WHAT YOU ARE ASKED TO DO =
For the entries that follow, say how many lines hold the string "name", with nothing else in the reply.

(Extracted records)
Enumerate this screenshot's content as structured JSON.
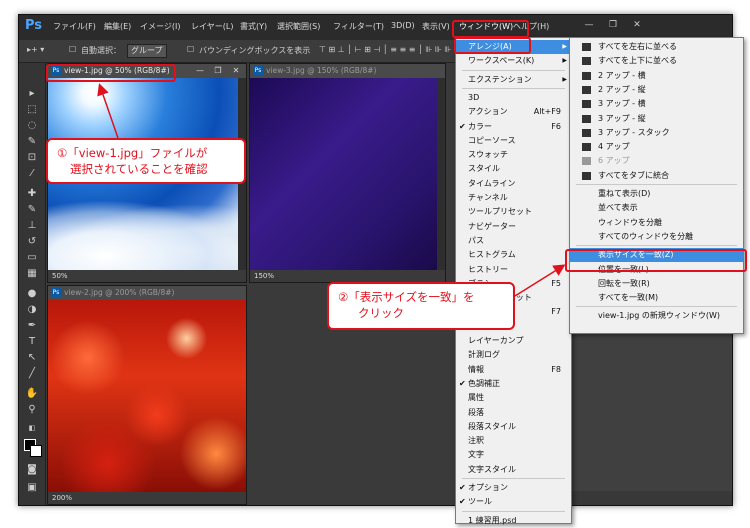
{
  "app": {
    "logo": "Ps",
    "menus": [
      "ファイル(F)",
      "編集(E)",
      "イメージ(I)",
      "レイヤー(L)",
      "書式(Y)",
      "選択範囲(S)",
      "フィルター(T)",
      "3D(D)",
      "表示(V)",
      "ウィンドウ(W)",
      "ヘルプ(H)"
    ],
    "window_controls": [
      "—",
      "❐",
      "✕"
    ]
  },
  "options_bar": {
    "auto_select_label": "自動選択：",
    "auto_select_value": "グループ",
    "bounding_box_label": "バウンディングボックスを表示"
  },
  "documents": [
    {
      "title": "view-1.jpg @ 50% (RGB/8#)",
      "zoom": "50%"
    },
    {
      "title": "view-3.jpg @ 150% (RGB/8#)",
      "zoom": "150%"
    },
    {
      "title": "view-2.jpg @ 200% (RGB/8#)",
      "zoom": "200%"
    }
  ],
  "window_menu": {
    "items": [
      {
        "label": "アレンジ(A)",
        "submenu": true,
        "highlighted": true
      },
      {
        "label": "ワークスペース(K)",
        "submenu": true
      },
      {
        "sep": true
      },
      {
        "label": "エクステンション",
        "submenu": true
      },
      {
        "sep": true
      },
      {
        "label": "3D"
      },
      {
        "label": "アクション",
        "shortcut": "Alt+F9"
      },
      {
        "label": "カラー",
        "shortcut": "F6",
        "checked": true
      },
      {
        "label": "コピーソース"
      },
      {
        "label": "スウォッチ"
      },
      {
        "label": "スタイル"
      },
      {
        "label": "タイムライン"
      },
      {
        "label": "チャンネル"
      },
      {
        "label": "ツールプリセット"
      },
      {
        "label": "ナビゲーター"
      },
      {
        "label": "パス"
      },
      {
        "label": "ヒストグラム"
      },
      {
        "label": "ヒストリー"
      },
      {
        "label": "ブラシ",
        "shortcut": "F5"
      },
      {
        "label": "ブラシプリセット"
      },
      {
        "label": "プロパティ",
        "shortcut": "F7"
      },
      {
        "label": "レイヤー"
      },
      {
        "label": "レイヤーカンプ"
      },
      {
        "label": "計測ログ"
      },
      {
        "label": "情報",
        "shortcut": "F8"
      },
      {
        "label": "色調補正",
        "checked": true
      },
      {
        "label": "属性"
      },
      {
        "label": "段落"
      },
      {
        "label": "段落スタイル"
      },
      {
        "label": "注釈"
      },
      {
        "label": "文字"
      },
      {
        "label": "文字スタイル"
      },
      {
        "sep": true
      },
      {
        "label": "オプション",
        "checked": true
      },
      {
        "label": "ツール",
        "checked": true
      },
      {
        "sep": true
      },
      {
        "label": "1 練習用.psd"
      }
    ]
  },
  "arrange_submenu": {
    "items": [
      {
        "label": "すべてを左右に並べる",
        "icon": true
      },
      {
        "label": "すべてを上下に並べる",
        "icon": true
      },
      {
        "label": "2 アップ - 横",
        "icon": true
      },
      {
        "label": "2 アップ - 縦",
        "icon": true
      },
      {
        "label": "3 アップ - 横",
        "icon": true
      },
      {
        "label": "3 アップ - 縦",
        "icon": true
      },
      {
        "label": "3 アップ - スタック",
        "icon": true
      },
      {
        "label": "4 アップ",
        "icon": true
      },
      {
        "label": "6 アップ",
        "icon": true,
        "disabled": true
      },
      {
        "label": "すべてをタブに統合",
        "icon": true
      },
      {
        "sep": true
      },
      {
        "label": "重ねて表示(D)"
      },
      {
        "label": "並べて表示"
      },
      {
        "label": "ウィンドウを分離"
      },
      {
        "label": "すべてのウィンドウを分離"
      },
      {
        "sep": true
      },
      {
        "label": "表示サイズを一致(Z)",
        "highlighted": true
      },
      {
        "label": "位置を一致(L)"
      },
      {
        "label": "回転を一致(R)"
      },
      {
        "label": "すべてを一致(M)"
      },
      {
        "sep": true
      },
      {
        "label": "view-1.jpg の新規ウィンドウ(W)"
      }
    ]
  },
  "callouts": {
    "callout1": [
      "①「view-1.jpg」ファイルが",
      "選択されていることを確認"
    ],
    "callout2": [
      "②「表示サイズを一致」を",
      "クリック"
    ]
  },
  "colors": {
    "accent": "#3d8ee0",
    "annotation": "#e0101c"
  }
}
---
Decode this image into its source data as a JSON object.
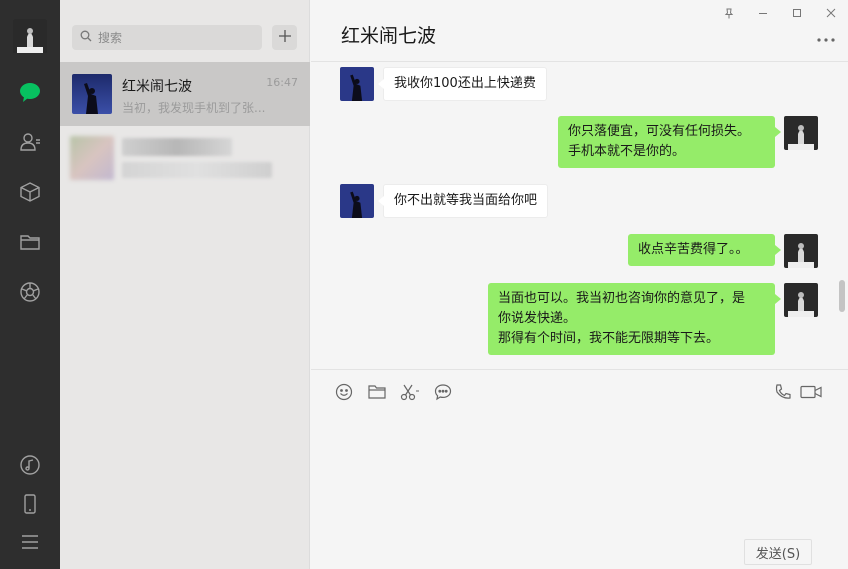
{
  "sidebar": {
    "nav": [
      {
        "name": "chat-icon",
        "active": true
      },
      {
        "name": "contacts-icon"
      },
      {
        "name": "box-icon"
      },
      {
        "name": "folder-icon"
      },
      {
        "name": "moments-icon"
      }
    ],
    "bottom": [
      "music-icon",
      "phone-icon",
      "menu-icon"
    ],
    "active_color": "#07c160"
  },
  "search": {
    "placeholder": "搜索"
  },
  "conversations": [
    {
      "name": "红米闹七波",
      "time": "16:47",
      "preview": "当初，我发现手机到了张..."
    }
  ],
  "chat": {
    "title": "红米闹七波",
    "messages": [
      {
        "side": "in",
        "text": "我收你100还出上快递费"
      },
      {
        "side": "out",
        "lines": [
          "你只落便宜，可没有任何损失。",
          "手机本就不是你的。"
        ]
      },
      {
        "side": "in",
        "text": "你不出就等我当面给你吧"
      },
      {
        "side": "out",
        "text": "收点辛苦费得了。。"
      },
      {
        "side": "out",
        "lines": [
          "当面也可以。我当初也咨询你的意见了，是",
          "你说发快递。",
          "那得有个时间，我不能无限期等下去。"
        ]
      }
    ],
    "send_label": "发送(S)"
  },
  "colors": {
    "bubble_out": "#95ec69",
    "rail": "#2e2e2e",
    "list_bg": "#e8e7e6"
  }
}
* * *
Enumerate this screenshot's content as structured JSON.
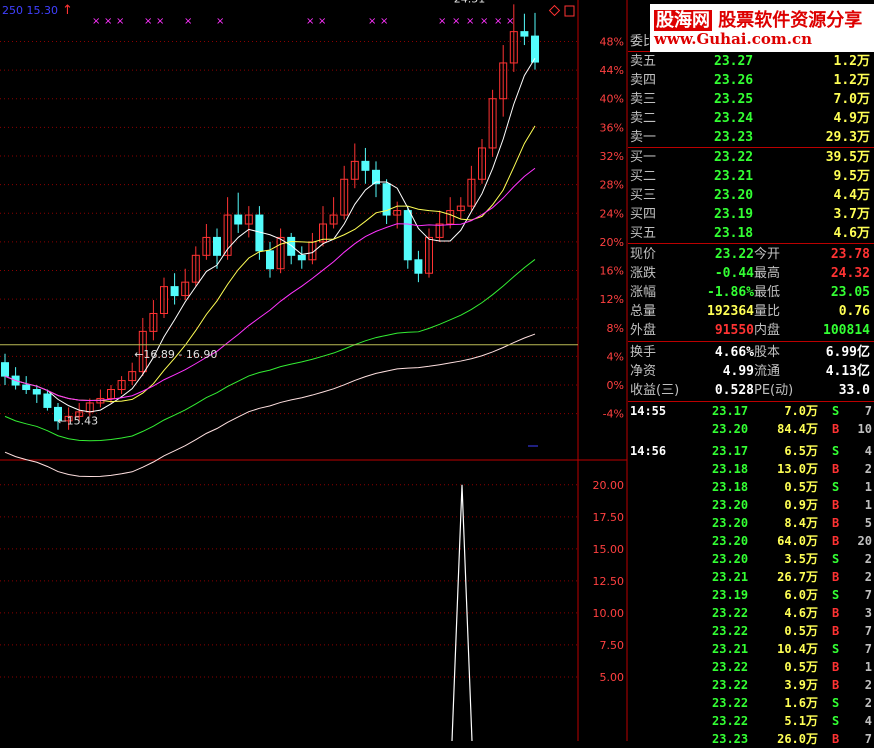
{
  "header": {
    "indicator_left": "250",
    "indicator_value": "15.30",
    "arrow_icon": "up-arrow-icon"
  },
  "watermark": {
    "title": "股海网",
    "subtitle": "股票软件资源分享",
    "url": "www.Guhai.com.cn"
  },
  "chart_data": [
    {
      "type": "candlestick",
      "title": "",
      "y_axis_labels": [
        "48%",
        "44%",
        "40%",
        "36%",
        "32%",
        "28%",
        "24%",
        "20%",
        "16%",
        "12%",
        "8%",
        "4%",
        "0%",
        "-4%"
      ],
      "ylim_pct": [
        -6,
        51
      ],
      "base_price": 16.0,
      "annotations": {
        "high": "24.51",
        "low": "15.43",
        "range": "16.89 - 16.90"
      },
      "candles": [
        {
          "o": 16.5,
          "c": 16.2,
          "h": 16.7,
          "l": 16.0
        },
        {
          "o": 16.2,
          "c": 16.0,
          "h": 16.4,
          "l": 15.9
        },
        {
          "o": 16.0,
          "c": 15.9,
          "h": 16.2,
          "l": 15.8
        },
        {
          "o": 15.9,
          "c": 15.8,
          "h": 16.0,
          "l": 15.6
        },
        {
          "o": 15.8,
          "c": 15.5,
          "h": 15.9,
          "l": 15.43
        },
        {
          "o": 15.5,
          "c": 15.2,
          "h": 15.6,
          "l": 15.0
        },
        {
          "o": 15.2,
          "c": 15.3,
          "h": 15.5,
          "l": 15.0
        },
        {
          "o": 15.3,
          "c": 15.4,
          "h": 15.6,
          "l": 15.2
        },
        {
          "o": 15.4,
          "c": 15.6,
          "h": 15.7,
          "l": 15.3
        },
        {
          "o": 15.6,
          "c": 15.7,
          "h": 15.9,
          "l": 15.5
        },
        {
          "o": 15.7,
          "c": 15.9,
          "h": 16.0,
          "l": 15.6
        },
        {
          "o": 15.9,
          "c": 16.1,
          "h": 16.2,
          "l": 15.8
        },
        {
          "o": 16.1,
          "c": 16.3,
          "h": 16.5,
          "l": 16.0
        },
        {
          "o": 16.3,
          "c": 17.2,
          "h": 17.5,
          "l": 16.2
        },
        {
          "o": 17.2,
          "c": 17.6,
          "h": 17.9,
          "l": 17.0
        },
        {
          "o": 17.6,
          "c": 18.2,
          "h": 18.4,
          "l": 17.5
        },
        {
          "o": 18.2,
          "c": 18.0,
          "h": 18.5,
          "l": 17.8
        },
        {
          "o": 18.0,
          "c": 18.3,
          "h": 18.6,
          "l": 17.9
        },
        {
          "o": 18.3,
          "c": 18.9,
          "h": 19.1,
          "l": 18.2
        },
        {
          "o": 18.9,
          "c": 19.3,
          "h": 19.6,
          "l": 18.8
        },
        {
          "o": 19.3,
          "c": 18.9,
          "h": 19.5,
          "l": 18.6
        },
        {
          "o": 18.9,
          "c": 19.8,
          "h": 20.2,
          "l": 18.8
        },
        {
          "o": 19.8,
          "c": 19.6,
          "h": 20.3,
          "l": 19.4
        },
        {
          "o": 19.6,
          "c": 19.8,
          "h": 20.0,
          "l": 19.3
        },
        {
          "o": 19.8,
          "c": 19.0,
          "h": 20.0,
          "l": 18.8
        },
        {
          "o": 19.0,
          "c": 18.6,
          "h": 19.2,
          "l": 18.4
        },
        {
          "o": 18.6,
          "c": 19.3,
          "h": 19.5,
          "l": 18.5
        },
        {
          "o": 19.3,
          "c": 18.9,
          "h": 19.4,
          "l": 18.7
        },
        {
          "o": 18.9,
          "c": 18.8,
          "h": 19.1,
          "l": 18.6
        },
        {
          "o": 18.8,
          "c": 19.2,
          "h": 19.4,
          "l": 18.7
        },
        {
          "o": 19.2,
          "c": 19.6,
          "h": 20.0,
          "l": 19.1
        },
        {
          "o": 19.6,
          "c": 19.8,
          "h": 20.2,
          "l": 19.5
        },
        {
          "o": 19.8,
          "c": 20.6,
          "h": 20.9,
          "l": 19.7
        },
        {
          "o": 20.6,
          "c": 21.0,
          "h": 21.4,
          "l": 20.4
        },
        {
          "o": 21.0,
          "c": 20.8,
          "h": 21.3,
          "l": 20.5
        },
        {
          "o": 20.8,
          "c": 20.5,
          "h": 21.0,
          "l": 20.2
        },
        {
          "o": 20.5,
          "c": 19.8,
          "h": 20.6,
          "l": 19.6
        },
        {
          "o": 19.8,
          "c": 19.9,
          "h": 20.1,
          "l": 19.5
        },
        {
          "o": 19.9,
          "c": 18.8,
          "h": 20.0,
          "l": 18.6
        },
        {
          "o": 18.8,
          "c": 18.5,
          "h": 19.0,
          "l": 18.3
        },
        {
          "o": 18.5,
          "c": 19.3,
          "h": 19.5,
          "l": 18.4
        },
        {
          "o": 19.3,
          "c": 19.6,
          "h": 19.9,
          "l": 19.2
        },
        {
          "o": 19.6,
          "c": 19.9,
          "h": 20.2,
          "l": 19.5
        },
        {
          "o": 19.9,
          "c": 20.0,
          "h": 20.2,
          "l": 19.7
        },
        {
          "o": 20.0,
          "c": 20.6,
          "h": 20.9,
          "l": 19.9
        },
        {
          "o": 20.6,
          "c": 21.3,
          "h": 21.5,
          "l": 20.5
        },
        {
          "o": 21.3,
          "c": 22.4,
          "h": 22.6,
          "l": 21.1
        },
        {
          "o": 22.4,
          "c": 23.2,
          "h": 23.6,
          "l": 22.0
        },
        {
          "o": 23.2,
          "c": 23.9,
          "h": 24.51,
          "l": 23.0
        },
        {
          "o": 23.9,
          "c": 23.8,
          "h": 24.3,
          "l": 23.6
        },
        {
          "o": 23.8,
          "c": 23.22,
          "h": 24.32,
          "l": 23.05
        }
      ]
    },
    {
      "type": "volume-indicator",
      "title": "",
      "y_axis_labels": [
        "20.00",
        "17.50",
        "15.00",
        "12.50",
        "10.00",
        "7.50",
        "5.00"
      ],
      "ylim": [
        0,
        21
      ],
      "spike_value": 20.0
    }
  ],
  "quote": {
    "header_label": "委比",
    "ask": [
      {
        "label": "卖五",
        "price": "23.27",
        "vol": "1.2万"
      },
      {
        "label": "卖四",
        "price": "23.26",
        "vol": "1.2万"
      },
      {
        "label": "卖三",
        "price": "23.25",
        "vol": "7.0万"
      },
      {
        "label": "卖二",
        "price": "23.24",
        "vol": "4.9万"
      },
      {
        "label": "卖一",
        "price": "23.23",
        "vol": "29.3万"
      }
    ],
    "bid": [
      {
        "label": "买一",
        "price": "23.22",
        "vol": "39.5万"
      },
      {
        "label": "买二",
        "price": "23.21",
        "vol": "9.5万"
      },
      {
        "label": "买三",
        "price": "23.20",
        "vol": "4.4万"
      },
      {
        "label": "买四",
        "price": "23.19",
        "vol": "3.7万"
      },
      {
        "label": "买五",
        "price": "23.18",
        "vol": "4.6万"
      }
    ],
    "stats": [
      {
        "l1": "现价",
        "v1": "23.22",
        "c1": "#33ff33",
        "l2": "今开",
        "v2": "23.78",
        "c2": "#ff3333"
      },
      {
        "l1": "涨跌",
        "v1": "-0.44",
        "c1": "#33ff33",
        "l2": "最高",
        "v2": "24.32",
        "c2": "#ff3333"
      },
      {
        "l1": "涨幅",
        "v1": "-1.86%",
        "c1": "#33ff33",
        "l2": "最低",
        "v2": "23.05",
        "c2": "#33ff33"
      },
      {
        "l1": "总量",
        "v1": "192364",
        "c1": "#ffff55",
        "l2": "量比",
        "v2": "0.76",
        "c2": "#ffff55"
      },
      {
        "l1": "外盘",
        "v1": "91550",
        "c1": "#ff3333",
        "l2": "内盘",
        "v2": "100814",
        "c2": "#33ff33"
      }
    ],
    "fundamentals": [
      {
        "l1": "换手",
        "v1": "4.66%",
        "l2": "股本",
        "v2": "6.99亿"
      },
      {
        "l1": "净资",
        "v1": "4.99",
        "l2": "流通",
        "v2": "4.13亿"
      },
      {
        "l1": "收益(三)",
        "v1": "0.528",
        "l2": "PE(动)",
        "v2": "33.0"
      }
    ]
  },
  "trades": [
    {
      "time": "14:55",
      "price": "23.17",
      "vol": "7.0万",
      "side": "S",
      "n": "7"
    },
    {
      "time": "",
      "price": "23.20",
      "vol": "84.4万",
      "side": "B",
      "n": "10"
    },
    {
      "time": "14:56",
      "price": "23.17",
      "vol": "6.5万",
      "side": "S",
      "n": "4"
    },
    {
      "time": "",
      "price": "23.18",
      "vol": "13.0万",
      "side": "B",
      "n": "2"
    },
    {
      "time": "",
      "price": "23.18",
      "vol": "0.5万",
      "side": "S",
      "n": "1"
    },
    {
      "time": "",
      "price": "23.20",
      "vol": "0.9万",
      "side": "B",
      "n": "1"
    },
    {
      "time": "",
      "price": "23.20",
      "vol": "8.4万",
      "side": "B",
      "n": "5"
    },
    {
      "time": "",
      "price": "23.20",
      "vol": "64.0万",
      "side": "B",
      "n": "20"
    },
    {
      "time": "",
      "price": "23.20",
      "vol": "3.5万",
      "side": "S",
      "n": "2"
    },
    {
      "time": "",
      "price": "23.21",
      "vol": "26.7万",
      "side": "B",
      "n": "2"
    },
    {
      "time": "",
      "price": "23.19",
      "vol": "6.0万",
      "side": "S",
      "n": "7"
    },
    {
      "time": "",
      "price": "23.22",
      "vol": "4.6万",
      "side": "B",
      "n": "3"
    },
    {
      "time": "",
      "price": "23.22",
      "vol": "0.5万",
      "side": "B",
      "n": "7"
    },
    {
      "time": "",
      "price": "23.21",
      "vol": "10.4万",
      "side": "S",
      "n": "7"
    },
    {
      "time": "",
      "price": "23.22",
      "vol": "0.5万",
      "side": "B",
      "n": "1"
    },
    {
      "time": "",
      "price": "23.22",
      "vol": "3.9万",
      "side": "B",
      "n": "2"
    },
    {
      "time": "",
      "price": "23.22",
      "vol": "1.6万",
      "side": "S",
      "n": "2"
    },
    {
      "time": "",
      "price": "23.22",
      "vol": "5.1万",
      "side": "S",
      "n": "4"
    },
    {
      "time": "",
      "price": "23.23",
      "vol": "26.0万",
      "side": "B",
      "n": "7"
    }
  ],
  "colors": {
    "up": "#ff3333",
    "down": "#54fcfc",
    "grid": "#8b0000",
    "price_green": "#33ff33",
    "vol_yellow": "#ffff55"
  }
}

SOLUTION TO THE PROBLEM =
6